"Today's subpoenas focus on answering three questions: which foreign and domestic governments are paying the Trump International Hotel, where is that money going, and how is the Trump hotel affecting the hospitality industry in the District of Columbia and Maryland," Frosh said in a statement.
"We're seeking records of those payments through subpoenas to Trump business entities, as well as from federal agencies and state governments," Frosh said. "We are also seeking information proving that hotel revenues are flowing to the president through his affiliated entities."

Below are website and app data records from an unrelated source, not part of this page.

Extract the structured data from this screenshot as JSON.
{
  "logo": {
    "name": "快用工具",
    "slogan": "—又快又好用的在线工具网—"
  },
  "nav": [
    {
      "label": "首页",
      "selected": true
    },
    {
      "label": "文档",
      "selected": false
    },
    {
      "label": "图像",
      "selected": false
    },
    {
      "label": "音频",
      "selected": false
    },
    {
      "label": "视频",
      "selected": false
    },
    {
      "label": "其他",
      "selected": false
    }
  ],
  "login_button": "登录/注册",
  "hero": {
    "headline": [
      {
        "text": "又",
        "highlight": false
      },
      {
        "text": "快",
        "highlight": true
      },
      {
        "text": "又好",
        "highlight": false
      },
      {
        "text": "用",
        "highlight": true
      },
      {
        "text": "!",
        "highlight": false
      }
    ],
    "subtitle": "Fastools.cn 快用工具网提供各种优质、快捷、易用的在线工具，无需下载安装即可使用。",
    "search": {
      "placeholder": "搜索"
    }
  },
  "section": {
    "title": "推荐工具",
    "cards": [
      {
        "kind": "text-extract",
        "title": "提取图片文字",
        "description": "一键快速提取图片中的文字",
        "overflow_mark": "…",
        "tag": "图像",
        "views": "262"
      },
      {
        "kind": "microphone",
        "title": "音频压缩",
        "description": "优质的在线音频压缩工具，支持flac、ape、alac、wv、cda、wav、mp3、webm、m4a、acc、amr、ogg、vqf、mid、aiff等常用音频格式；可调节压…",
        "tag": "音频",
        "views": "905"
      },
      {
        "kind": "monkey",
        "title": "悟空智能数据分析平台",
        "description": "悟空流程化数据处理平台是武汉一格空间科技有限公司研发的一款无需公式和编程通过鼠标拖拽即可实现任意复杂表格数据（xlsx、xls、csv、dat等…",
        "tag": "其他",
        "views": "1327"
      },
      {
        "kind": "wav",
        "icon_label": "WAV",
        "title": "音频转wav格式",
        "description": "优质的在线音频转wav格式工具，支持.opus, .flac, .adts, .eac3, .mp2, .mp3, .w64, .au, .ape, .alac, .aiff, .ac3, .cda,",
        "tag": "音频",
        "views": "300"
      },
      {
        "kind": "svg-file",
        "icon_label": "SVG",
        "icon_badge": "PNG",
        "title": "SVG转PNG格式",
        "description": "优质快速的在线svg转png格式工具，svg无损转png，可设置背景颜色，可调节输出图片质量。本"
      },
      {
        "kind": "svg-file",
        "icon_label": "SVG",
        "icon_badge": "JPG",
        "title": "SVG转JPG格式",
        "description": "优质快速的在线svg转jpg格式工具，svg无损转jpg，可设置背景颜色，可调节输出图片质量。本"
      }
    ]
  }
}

Frosh said subpoenas directed to rival hotels, restaurants and other venues "seek to illuminate the unfair nature of that competition."